Type out the data exactly as given. Skip any image.

Data records for software interfaces:
::::::

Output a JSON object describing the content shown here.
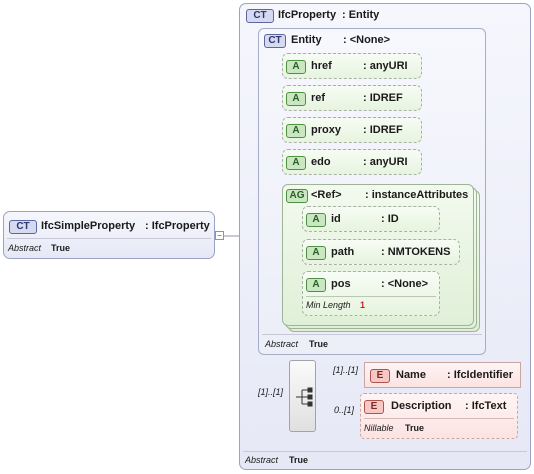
{
  "left": {
    "badge": "CT",
    "name": "IfcSimpleProperty",
    "type": ": IfcProperty",
    "props": [
      {
        "key": "Abstract",
        "value": "True"
      }
    ]
  },
  "outer": {
    "badge": "CT",
    "name": "IfcProperty",
    "type": ": Entity",
    "props": [
      {
        "key": "Abstract",
        "value": "True"
      }
    ]
  },
  "entity": {
    "badge": "CT",
    "name": "Entity",
    "type": ": <None>",
    "props": [
      {
        "key": "Abstract",
        "value": "True"
      }
    ]
  },
  "attributes": [
    {
      "badge": "A",
      "name": "href",
      "type": ": anyURI"
    },
    {
      "badge": "A",
      "name": "ref",
      "type": ": IDREF"
    },
    {
      "badge": "A",
      "name": "proxy",
      "type": ": IDREF"
    },
    {
      "badge": "A",
      "name": "edo",
      "type": ": anyURI"
    }
  ],
  "group": {
    "badge": "AG",
    "name": "<Ref>",
    "type": ": instanceAttributes",
    "attributes": [
      {
        "badge": "A",
        "name": "id",
        "type": ": ID"
      },
      {
        "badge": "A",
        "name": "path",
        "type": ": NMTOKENS"
      },
      {
        "badge": "A",
        "name": "pos",
        "type": ": <None>",
        "props": [
          {
            "key": "Min Length",
            "value": "1"
          }
        ]
      }
    ]
  },
  "sequence": {
    "occurrence": "[1]..[1]"
  },
  "elements": [
    {
      "badge": "E",
      "name": "Name",
      "type": ": IfcIdentifier",
      "occurrence": "[1]..[1]"
    },
    {
      "badge": "E",
      "name": "Description",
      "type": ": IfcText",
      "occurrence": "0..[1]",
      "props": [
        {
          "key": "Nillable",
          "value": "True"
        }
      ]
    }
  ]
}
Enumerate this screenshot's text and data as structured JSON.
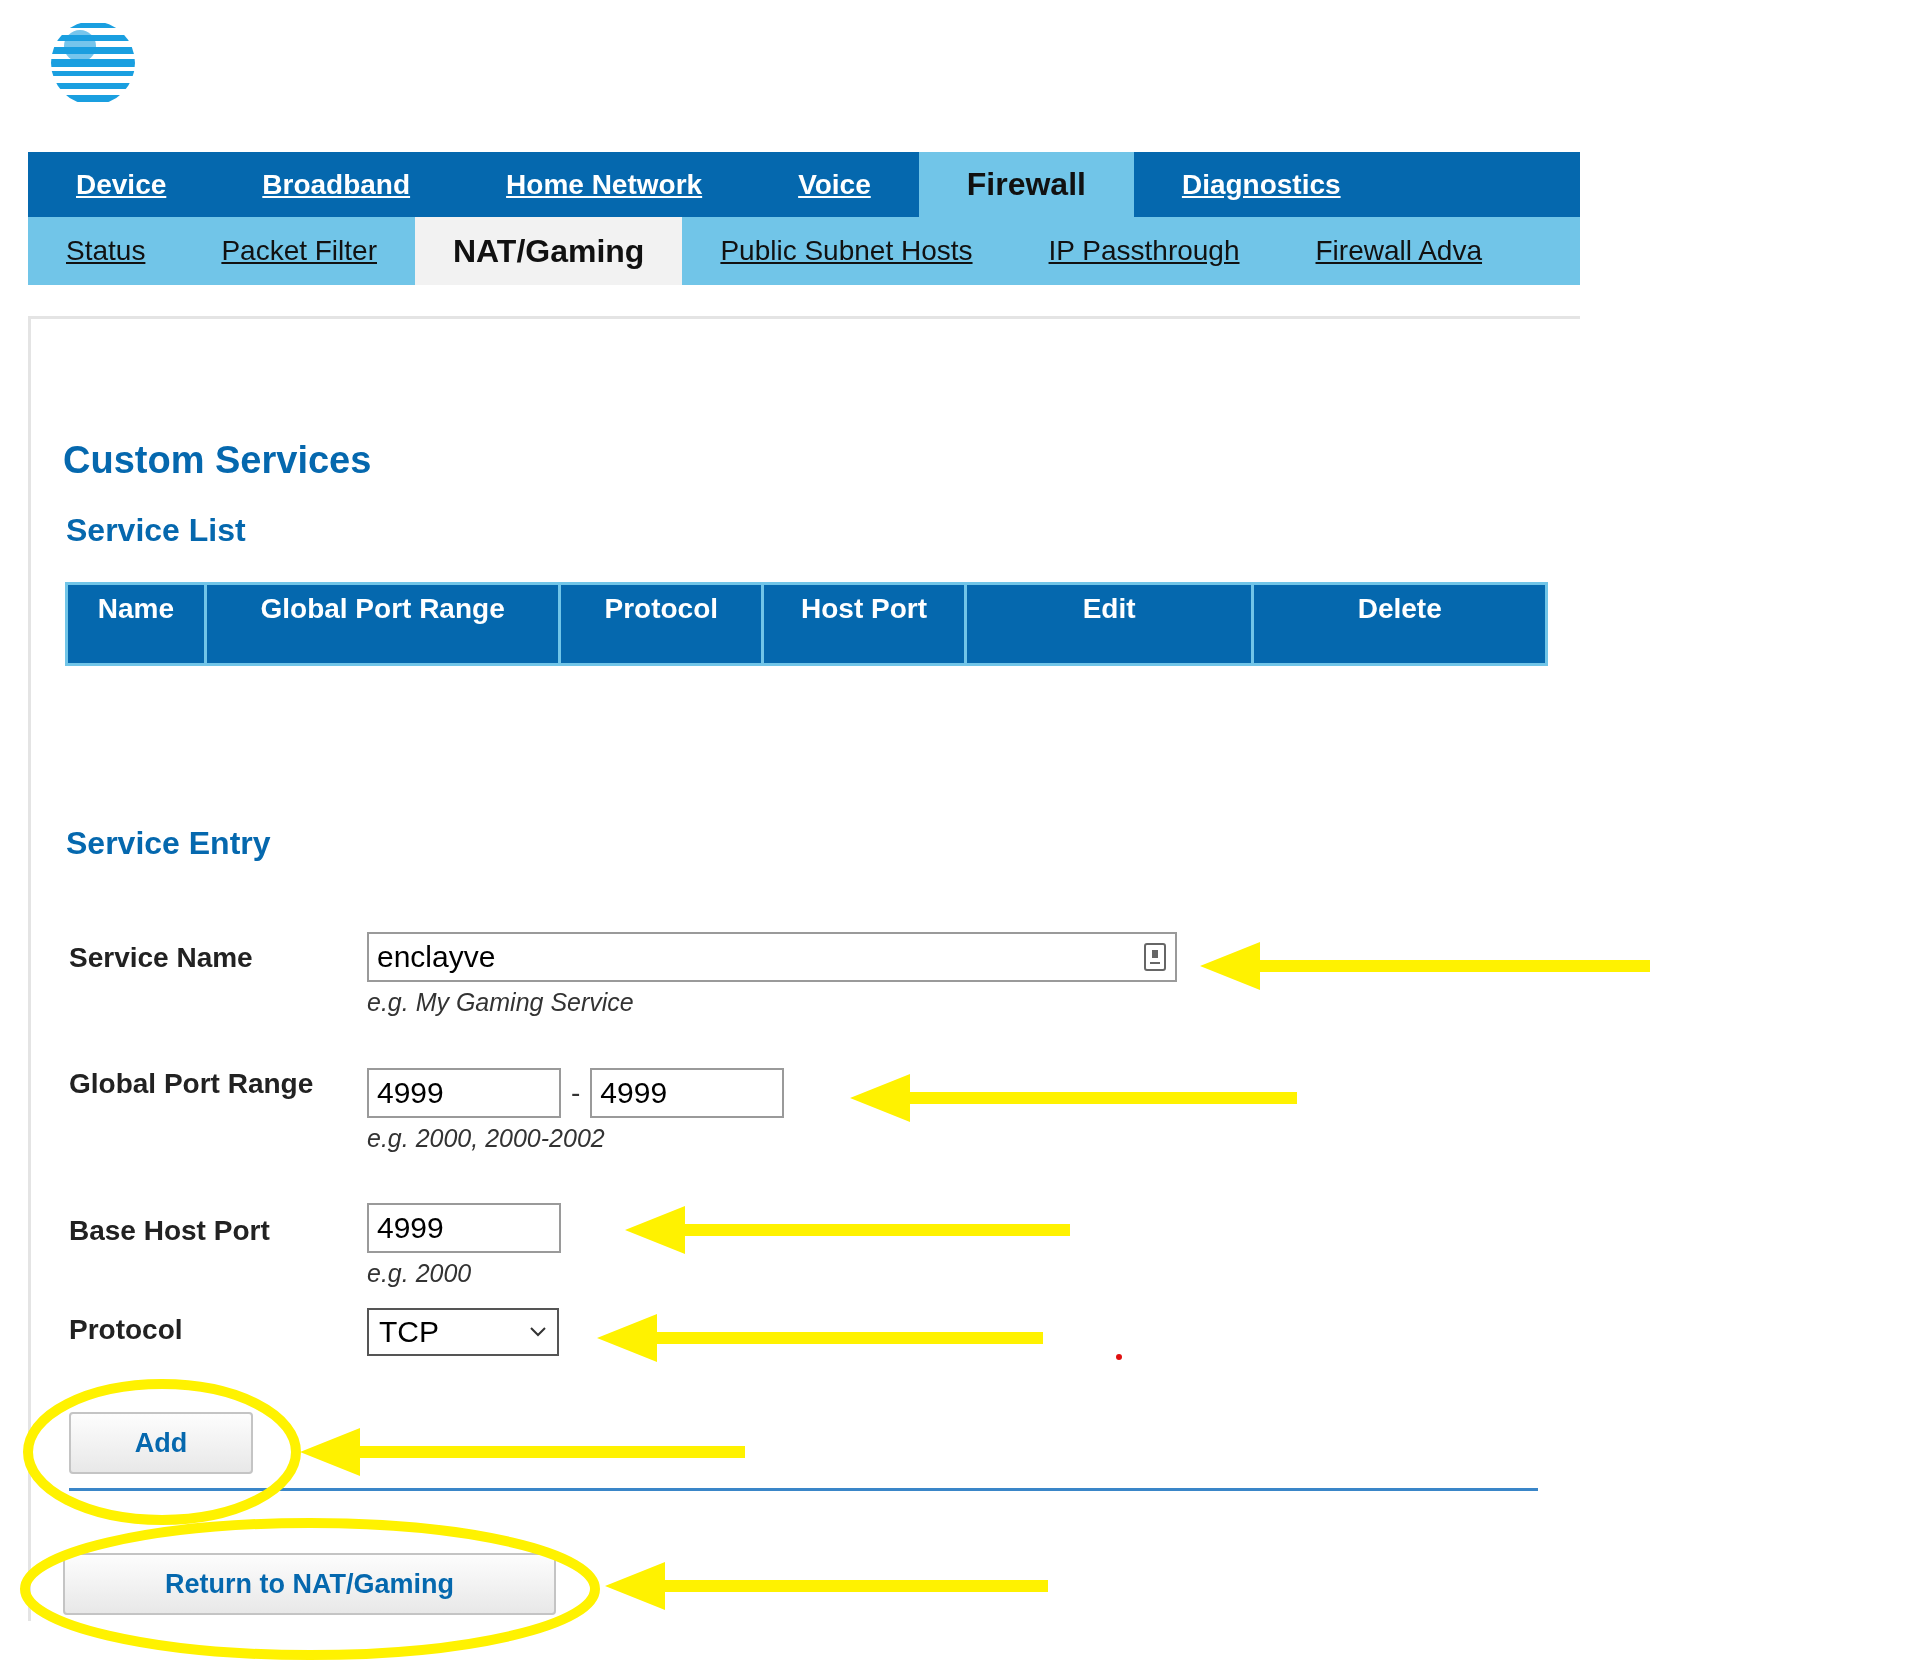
{
  "nav": {
    "main_tabs": [
      {
        "label": "Device",
        "selected": false
      },
      {
        "label": "Broadband",
        "selected": false
      },
      {
        "label": "Home Network",
        "selected": false
      },
      {
        "label": "Voice",
        "selected": false
      },
      {
        "label": "Firewall",
        "selected": true
      },
      {
        "label": "Diagnostics",
        "selected": false
      }
    ],
    "sub_tabs": [
      {
        "label": "Status",
        "selected": false
      },
      {
        "label": "Packet Filter",
        "selected": false
      },
      {
        "label": "NAT/Gaming",
        "selected": true
      },
      {
        "label": "Public Subnet Hosts",
        "selected": false
      },
      {
        "label": "IP Passthrough",
        "selected": false
      },
      {
        "label": "Firewall Adva",
        "selected": false
      }
    ]
  },
  "title": "Custom Services",
  "service_list": {
    "title": "Service List",
    "columns": [
      "Name",
      "Global Port Range",
      "Protocol",
      "Host Port",
      "Edit",
      "Delete"
    ]
  },
  "service_entry": {
    "title": "Service Entry",
    "fields": [
      {
        "kind": "text",
        "label": "Service Name",
        "values": [
          "enclayve"
        ],
        "hint": "e.g. My Gaming Service"
      },
      {
        "kind": "range",
        "label": "Global Port Range",
        "values": [
          "4999",
          "4999"
        ],
        "separator": "-",
        "hint": "e.g. 2000, 2000-2002"
      },
      {
        "kind": "short",
        "label": "Base Host Port",
        "values": [
          "4999"
        ],
        "hint": "e.g. 2000"
      },
      {
        "kind": "select",
        "label": "Protocol",
        "values": [
          "TCP"
        ]
      }
    ]
  },
  "add_button": "Add",
  "return_button": "Return to NAT/Gaming"
}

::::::

[Answer to this problem]
Output a JSON object describing the content shown here.
{
  "left": {
    "badge": "CT",
    "name": "IfcSimpleProperty",
    "type": ": IfcProperty",
    "props": [
      {
        "key": "Abstract",
        "value": "True"
      }
    ]
  },
  "outer": {
    "badge": "CT",
    "name": "IfcProperty",
    "type": ": Entity",
    "props": [
      {
        "key": "Abstract",
        "value": "True"
      }
    ]
  },
  "entity": {
    "badge": "CT",
    "name": "Entity",
    "type": ": <None>",
    "props": [
      {
        "key": "Abstract",
        "value": "True"
      }
    ]
  },
  "attributes": [
    {
      "badge": "A",
      "name": "href",
      "type": ": anyURI"
    },
    {
      "badge": "A",
      "name": "ref",
      "type": ": IDREF"
    },
    {
      "badge": "A",
      "name": "proxy",
      "type": ": IDREF"
    },
    {
      "badge": "A",
      "name": "edo",
      "type": ": anyURI"
    }
  ],
  "group": {
    "badge": "AG",
    "name": "<Ref>",
    "type": ": instanceAttributes",
    "attributes": [
      {
        "badge": "A",
        "name": "id",
        "type": ": ID"
      },
      {
        "badge": "A",
        "name": "path",
        "type": ": NMTOKENS"
      },
      {
        "badge": "A",
        "name": "pos",
        "type": ": <None>",
        "props": [
          {
            "key": "Min Length",
            "value": "1"
          }
        ]
      }
    ]
  },
  "sequence": {
    "occurrence": "[1]..[1]"
  },
  "elements": [
    {
      "badge": "E",
      "name": "Name",
      "type": ": IfcIdentifier",
      "occurrence": "[1]..[1]"
    },
    {
      "badge": "E",
      "name": "Description",
      "type": ": IfcText",
      "occurrence": "0..[1]",
      "props": [
        {
          "key": "Nillable",
          "value": "True"
        }
      ]
    }
  ]
}
Enumerate this screenshot's text and data as structured JSON.
{
  "nav": {
    "main_tabs": [
      {
        "label": "Device",
        "selected": false
      },
      {
        "label": "Broadband",
        "selected": false
      },
      {
        "label": "Home Network",
        "selected": false
      },
      {
        "label": "Voice",
        "selected": false
      },
      {
        "label": "Firewall",
        "selected": true
      },
      {
        "label": "Diagnostics",
        "selected": false
      }
    ],
    "sub_tabs": [
      {
        "label": "Status",
        "selected": false
      },
      {
        "label": "Packet Filter",
        "selected": false
      },
      {
        "label": "NAT/Gaming",
        "selected": true
      },
      {
        "label": "Public Subnet Hosts",
        "selected": false
      },
      {
        "label": "IP Passthrough",
        "selected": false
      },
      {
        "label": "Firewall Adva",
        "selected": false
      }
    ]
  },
  "title": "Custom Services",
  "service_list": {
    "title": "Service List",
    "columns": [
      "Name",
      "Global Port Range",
      "Protocol",
      "Host Port",
      "Edit",
      "Delete"
    ]
  },
  "service_entry": {
    "title": "Service Entry",
    "fields": [
      {
        "kind": "text",
        "label": "Service Name",
        "values": [
          "enclayve"
        ],
        "hint": "e.g. My Gaming Service"
      },
      {
        "kind": "range",
        "label": "Global Port Range",
        "values": [
          "4999",
          "4999"
        ],
        "separator": "-",
        "hint": "e.g. 2000, 2000-2002"
      },
      {
        "kind": "short",
        "label": "Base Host Port",
        "values": [
          "4999"
        ],
        "hint": "e.g. 2000"
      },
      {
        "kind": "select",
        "label": "Protocol",
        "values": [
          "TCP"
        ]
      }
    ]
  },
  "add_button": "Add",
  "return_button": "Return to NAT/Gaming"
}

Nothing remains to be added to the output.